Dengler Domain: Opera House

If I were smart enough to make my own time traveling machine, the first place I would want to visit in Traer would be the opera house. To the those in the Traer Nostalgia Facebook group sharing photos of it, thank you. Thank you for all the other wonderful posts in this group. This opera house looks like one of the most interesting places to have existed in Traer.

Traveling across the state there are a few theaters and opera houses which still dot rural Iowa. Their ambiance and their beauty are still as impressive today as when they were first established. While some may be dated, they were all worth the trip. To see these opera houses now and to think what the Traer Opera House could be today will always resonate.

Thinking about all the traveling performances to come through the opera house putting on show after show across the Midwest and having Traer be a part of their tour is impressive. The size of the opera house based on the photos makes it look like it was a sizable venue. It looks like the opera houses which continue to dot the prairie. Hearing anything about the opera house in its heyday would be fascinating though those who experienced it are unfortunately mostly long gone.

The side balconies of this opera house put it on par to be a fancy venue. It represents classiness, and it is impressive to imagine what it could have been. Thinking about a spectator using their fancy binoculars to look down on the performances on the deep stage and the beauty of the features of the opera house. While today’s world pushes people’s money into spending on televisions and streaming packages, the beauty of this venue represents where people put their entertainment money.

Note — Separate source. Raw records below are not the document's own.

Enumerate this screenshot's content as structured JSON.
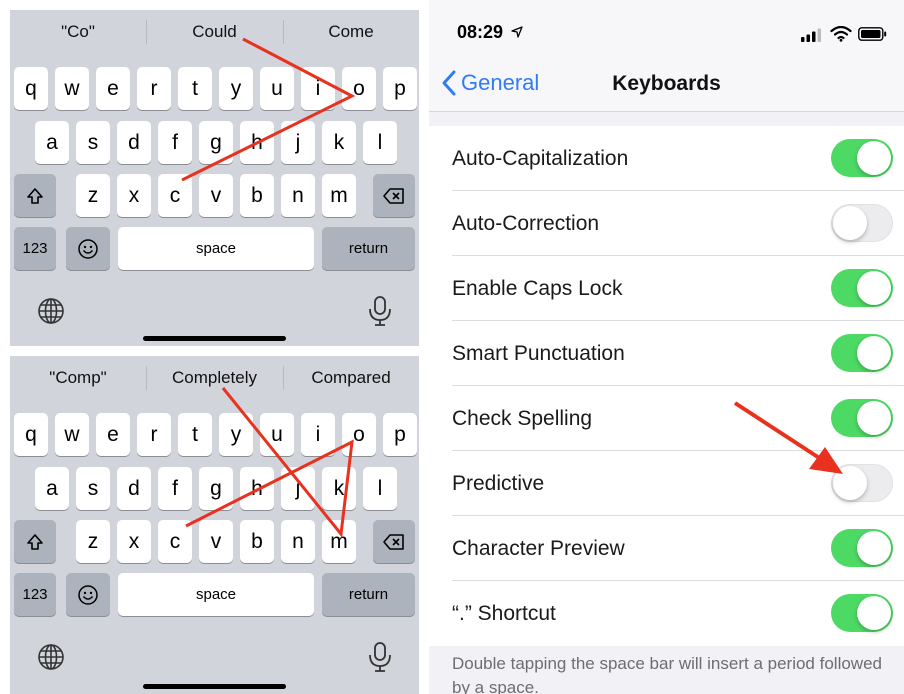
{
  "keyboard_top": {
    "suggestions": [
      "\"Co\"",
      "Could",
      "Come"
    ],
    "rows": [
      [
        "q",
        "w",
        "e",
        "r",
        "t",
        "y",
        "u",
        "i",
        "o",
        "p"
      ],
      [
        "a",
        "s",
        "d",
        "f",
        "g",
        "h",
        "j",
        "k",
        "l"
      ],
      [
        "z",
        "x",
        "c",
        "v",
        "b",
        "n",
        "m"
      ]
    ],
    "numbers_label": "123",
    "space_label": "space",
    "return_label": "return"
  },
  "keyboard_bottom": {
    "suggestions": [
      "\"Comp\"",
      "Completely",
      "Compared"
    ],
    "rows": [
      [
        "q",
        "w",
        "e",
        "r",
        "t",
        "y",
        "u",
        "i",
        "o",
        "p"
      ],
      [
        "a",
        "s",
        "d",
        "f",
        "g",
        "h",
        "j",
        "k",
        "l"
      ],
      [
        "z",
        "x",
        "c",
        "v",
        "b",
        "n",
        "m"
      ]
    ],
    "numbers_label": "123",
    "space_label": "space",
    "return_label": "return"
  },
  "settings": {
    "status": {
      "time": "08:29"
    },
    "nav": {
      "back_label": "General",
      "title": "Keyboards"
    },
    "rows": [
      {
        "label": "Auto-Capitalization",
        "on": true
      },
      {
        "label": "Auto-Correction",
        "on": false
      },
      {
        "label": "Enable Caps Lock",
        "on": true
      },
      {
        "label": "Smart Punctuation",
        "on": true
      },
      {
        "label": "Check Spelling",
        "on": true
      },
      {
        "label": "Predictive",
        "on": false
      },
      {
        "label": "Character Preview",
        "on": true
      },
      {
        "label": "“.” Shortcut",
        "on": true
      }
    ],
    "footer": "Double tapping the space bar will insert a period followed by a space."
  },
  "colors": {
    "annotation_red": "#e8321f",
    "toggle_on": "#4cd964",
    "link_blue": "#2f7cf6"
  }
}
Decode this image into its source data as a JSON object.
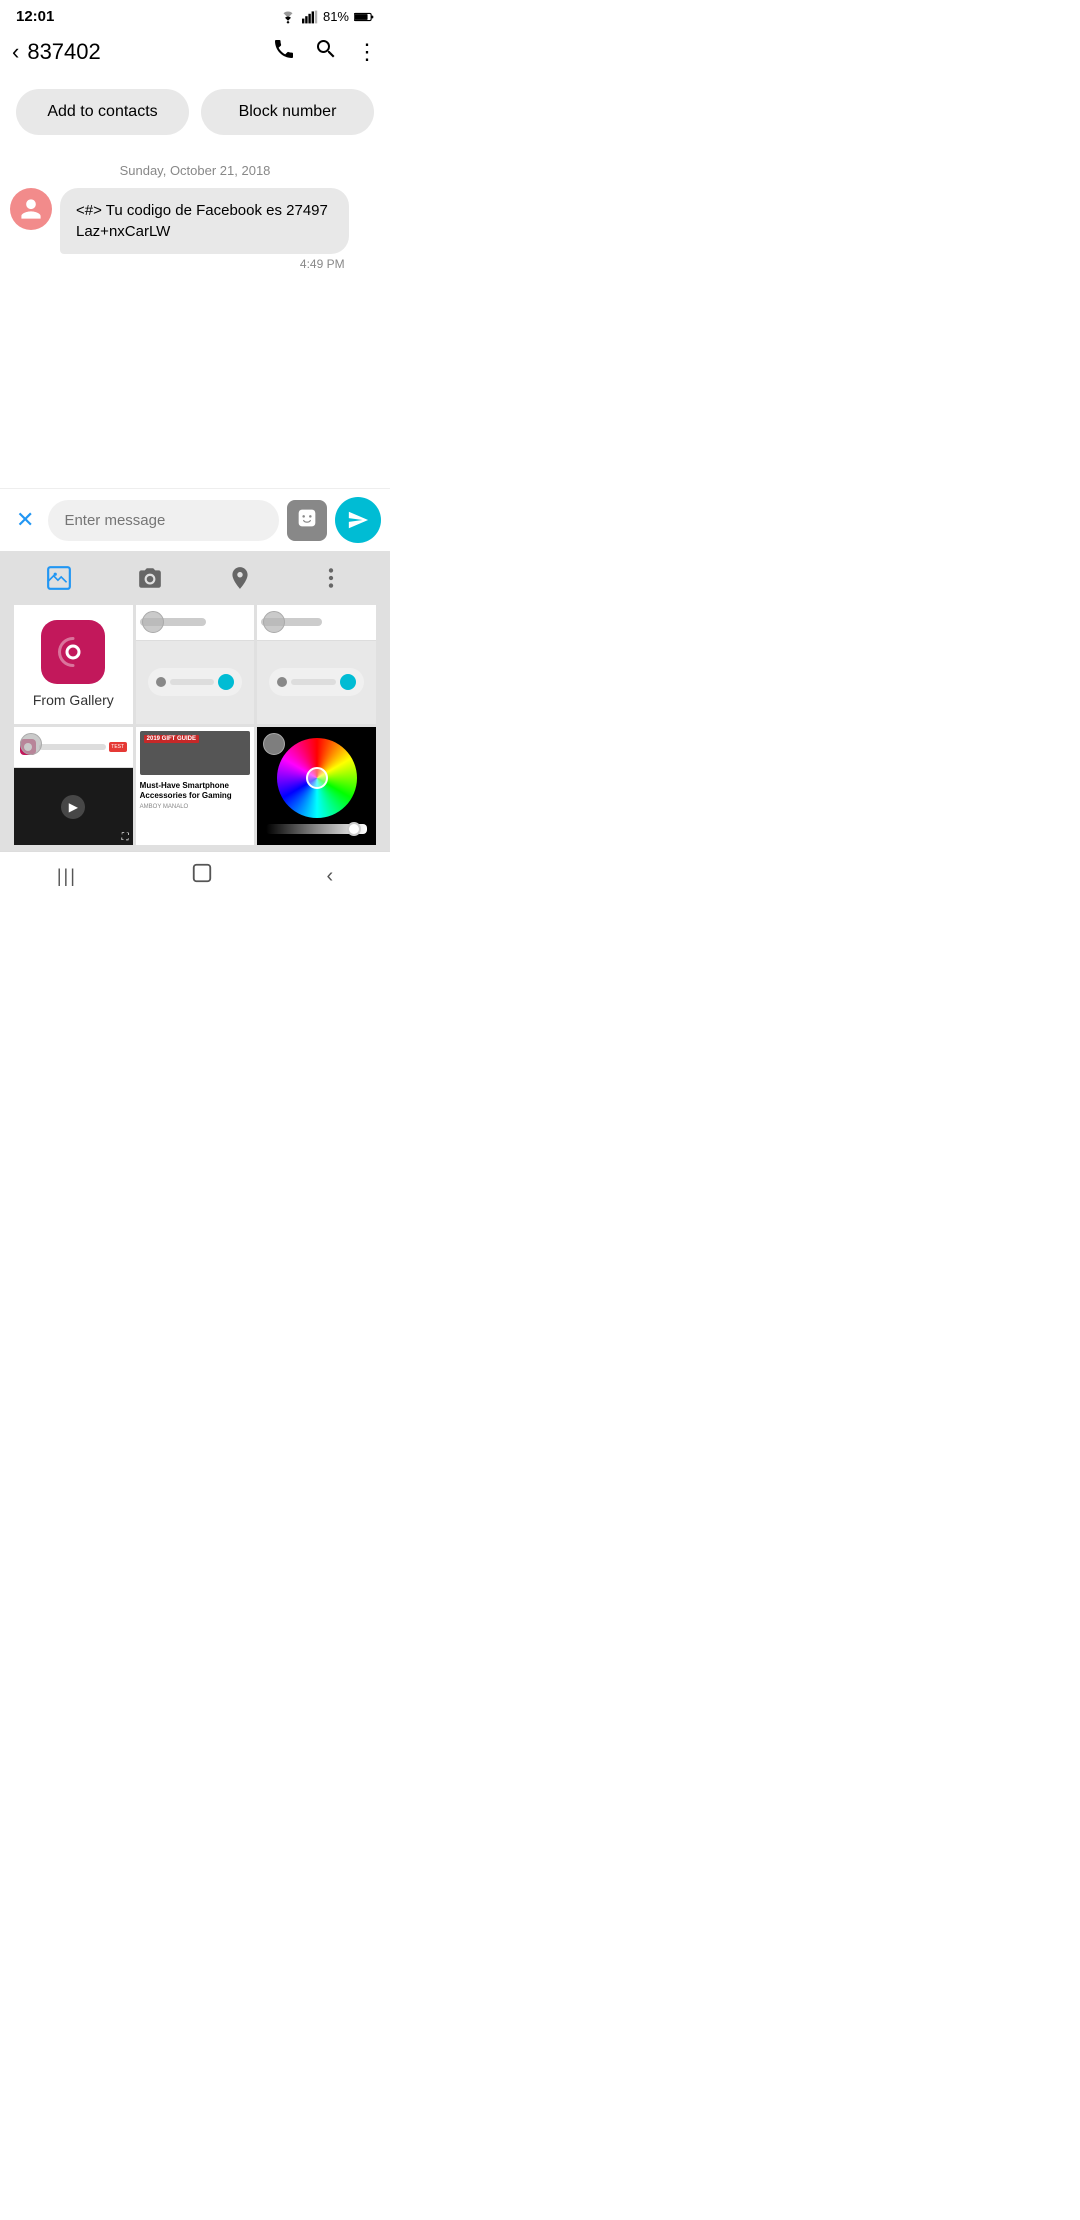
{
  "status": {
    "time": "12:01",
    "battery": "81%"
  },
  "header": {
    "back_label": "‹",
    "contact_number": "837402",
    "phone_icon": "📞",
    "search_icon": "🔍",
    "more_icon": "⋮"
  },
  "actions": {
    "add_to_contacts": "Add to contacts",
    "block_number": "Block number"
  },
  "conversation": {
    "date": "Sunday, October 21, 2018",
    "messages": [
      {
        "from": "other",
        "text": "<#> Tu codigo de Facebook es 27497 Laz+nxCarLW",
        "time": "4:49 PM"
      }
    ]
  },
  "input": {
    "placeholder": "Enter message",
    "close_icon": "✕",
    "sticker_icon": "🎭",
    "send_icon": "➤"
  },
  "media_panel": {
    "gallery_icon": "🖼",
    "camera_icon": "📷",
    "location_icon": "📍",
    "more_icon": "⋮",
    "from_gallery_label": "From Gallery"
  },
  "nav": {
    "recents": "|||",
    "home": "⬜",
    "back": "‹"
  }
}
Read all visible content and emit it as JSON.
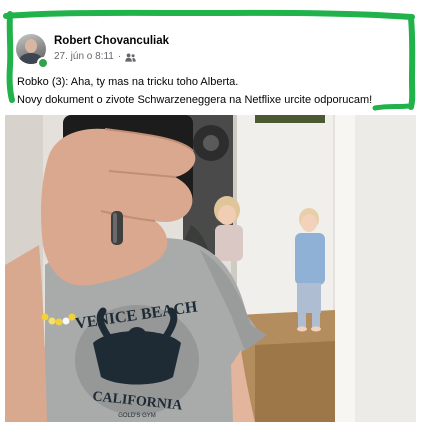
{
  "post": {
    "author": "Robert Chovanculiak",
    "timestamp": "27. jún o 8:11",
    "separator": "·",
    "audience_icon": "friends-icon",
    "lines": [
      "Robko (3): Aha, ty mas na tricku toho Alberta.",
      "Novy dokument o zivote Schwarzeneggera na Netflixe urcite odporucam!"
    ]
  },
  "photo": {
    "shirt_print": {
      "top": "VENICE BEACH",
      "bottom": "CALIFORNIA",
      "tiny": "GOLD'S GYM"
    }
  },
  "colors": {
    "highlight": "#22b24c",
    "online": "#31a24c"
  }
}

While it is hard to maintain old theaters and opera houses, it is tough to reconcile with the fact that they are gone. Like the ZCBJ Hall or other community buildings in rural Iowa, it is never about the physical structure of the building. It is easy to tear the bricks, wood, and other building parts down, but tearing down an institution or community gathering place like an opera house is never easy. It was not easy tearing down the Gladbrook school. It is not easy looking at the decay of the Clutier school. It is not easy planting over an acreage which once housed a family and animals. At the time, it might not seem like much but in the future, none of this will appear to have existed and the history and pride of the community whether the schools, community buildings, or farm is gone.

It is great Traer is taking great pride in its 150th celebration this year. The town deserves to be celebrated for its ability to thrive all these years. While putting on this celebration is not easy, it is an important community event. Bringing pride to a town and giving new life to the community buildings and parts of the community which need to be celebrated. Hopefully, highlighting the parts of the town which can be saved before it needs to be torn down because it is old.

Whether it be government and/or local support, it is important to support these community buildings because otherwise, a history buff like me, will lament and wish for what was. Time brings changes, but sustaining what is in the community to build upon it will lead to a community’s long term success. Whether it is a theater, opera house, community hall, or school, these buildings are more than just structures. They are community builders.

Sean Dengler is a writer, comedian, farmer, and host of the Pandaring Talk podcast who grew up on a farm between Traer and Dysart. You can reach him at sean.h.dengler@gmail.com.